Cuba’s Back

MEXICO CITY – After 47 years, the Organization of American States, at its annual General Assembly, has repealed its suspension of Cuba’s membership. The so-called ALBA countries (the Spanish acronym for the so-called Bolivarian Alternative for the Americas), which includes Cuba, Venezuela, Honduras, Nicaragua, Bolivia, Dominica, and Ecuador, were able partly to outwit – and partly to “out-blackmail” – Canada, the United States, and the Latin American democracies in getting Cuba rehabilitated.

The OAS did, however, lay down two conditions. Cuba must explicitly request reinstatement, and a dialogue must be initiated in accordance with the premises of the OAS Charter and other basic OAS documents, and in consonance with the principles on which those documents are based – most importantly, democracy and respect for human rights.

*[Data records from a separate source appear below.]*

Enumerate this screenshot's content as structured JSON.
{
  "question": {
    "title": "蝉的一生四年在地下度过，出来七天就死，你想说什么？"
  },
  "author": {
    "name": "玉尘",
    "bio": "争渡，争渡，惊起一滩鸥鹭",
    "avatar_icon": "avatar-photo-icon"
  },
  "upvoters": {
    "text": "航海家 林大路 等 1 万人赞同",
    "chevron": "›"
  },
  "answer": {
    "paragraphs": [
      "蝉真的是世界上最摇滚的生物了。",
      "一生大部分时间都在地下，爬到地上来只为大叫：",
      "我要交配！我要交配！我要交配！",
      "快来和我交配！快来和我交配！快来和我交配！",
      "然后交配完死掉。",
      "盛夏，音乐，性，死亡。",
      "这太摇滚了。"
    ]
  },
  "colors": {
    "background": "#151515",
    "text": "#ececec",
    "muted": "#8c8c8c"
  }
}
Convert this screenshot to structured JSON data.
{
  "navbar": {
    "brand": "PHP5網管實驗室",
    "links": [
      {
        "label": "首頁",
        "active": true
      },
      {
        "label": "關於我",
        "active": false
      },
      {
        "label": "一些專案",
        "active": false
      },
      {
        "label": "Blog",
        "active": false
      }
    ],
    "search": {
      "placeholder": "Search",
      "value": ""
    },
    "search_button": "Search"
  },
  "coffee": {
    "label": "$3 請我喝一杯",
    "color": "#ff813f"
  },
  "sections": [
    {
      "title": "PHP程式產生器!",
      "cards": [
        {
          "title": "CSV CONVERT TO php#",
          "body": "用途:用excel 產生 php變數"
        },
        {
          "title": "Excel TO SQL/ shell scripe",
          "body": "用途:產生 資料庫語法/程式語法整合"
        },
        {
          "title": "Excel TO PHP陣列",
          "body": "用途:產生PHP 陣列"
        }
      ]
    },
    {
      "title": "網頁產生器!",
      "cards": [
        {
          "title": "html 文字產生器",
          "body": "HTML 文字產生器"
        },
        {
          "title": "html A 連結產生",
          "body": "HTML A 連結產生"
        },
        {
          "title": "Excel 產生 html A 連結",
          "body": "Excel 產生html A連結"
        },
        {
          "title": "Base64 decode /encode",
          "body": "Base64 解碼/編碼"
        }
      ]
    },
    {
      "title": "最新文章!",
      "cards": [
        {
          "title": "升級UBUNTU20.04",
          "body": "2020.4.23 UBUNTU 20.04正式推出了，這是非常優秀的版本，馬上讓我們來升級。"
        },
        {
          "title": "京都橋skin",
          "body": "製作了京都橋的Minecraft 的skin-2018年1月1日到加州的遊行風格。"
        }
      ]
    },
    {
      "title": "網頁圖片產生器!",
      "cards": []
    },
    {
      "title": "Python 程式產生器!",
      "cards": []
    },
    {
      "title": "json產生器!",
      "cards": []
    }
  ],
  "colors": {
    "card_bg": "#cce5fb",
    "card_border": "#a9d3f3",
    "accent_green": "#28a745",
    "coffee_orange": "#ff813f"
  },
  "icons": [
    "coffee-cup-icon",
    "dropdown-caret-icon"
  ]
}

Like many diplomatic compromises, the outcome left everyone a bit happy and a bit disappointed. Everyone could claim victory, and no one was obliged to acknowledge defeat.

But those compromises are like statistics or skimpy swimsuits: what they show is less important than what they hide. Two fundamental considerations come to mind, and their ramifications in “up-for-grab” countries in Latin America, such as El Salvador, are particularly significant.